**Exercise objective**: Your task is to return all the entries below exactly, with every picture omitted.

**Data extract**:
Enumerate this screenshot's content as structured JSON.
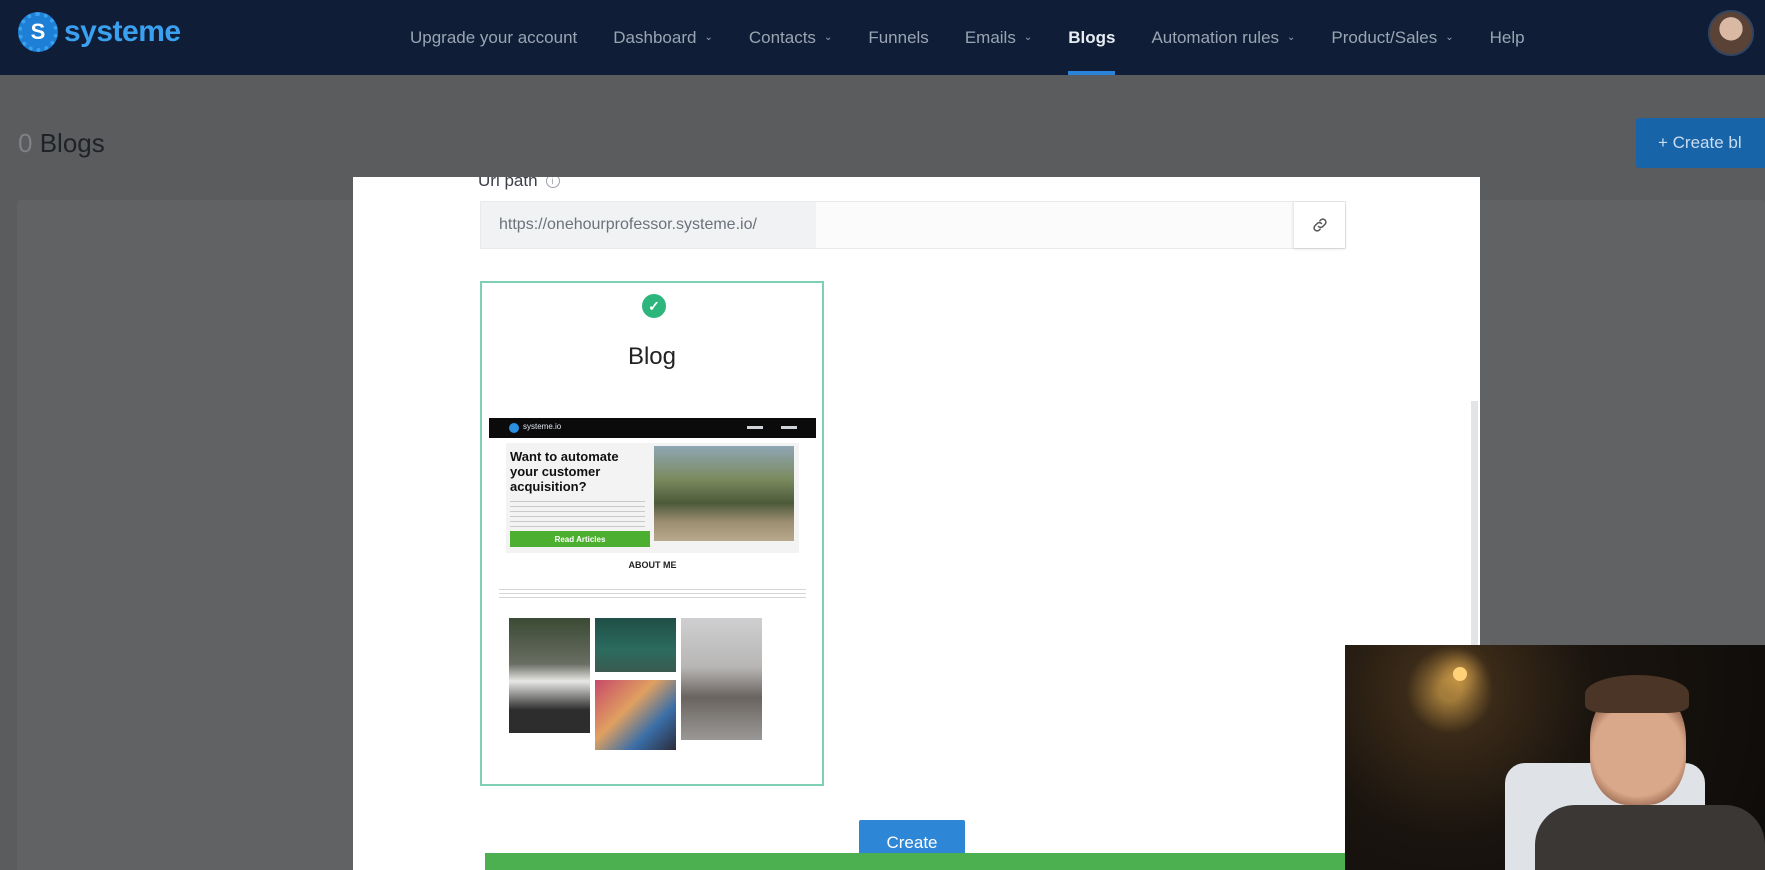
{
  "app": {
    "logo_text": "systeme",
    "nav": [
      {
        "label": "Upgrade your account",
        "has_caret": false
      },
      {
        "label": "Dashboard",
        "has_caret": true
      },
      {
        "label": "Contacts",
        "has_caret": true
      },
      {
        "label": "Funnels",
        "has_caret": false
      },
      {
        "label": "Emails",
        "has_caret": true
      },
      {
        "label": "Blogs",
        "has_caret": false,
        "active": true
      },
      {
        "label": "Automation rules",
        "has_caret": true
      },
      {
        "label": "Product/Sales",
        "has_caret": true
      },
      {
        "label": "Help",
        "has_caret": false
      }
    ],
    "caret_glyph": "⌄"
  },
  "page": {
    "count": "0",
    "title": "Blogs",
    "create_button_label": "+ Create bl"
  },
  "modal": {
    "url_label": "Url path",
    "url_prefix": "https://onehourprofessor.systeme.io/",
    "url_value": "",
    "template": {
      "title": "Blog",
      "selected": true,
      "preview_brand": "systeme.io",
      "preview_headline": "Want to automate your customer acquisition?",
      "preview_cta": "Read Articles",
      "preview_about": "ABOUT ME"
    },
    "create_label": "Create"
  },
  "colors": {
    "nav_bg": "#0f1e36",
    "accent_blue": "#2e86d6",
    "selected_border": "#7fcfb3",
    "check_green": "#2cb67d"
  }
}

**Answer for this exercise**:
Enumerate this screenshot's content as structured JSON.
{
  "app": {
    "logo_text": "systeme",
    "nav": [
      {
        "label": "Upgrade your account",
        "has_caret": false
      },
      {
        "label": "Dashboard",
        "has_caret": true
      },
      {
        "label": "Contacts",
        "has_caret": true
      },
      {
        "label": "Funnels",
        "has_caret": false
      },
      {
        "label": "Emails",
        "has_caret": true
      },
      {
        "label": "Blogs",
        "has_caret": false,
        "active": true
      },
      {
        "label": "Automation rules",
        "has_caret": true
      },
      {
        "label": "Product/Sales",
        "has_caret": true
      },
      {
        "label": "Help",
        "has_caret": false
      }
    ],
    "caret_glyph": "⌄"
  },
  "page": {
    "count": "0",
    "title": "Blogs",
    "create_button_label": "+ Create bl"
  },
  "modal": {
    "url_label": "Url path",
    "url_prefix": "https://onehourprofessor.systeme.io/",
    "url_value": "",
    "template": {
      "title": "Blog",
      "selected": true,
      "preview_brand": "systeme.io",
      "preview_headline": "Want to automate your customer acquisition?",
      "preview_cta": "Read Articles",
      "preview_about": "ABOUT ME"
    },
    "create_label": "Create"
  },
  "colors": {
    "nav_bg": "#0f1e36",
    "accent_blue": "#2e86d6",
    "selected_border": "#7fcfb3",
    "check_green": "#2cb67d"
  }
}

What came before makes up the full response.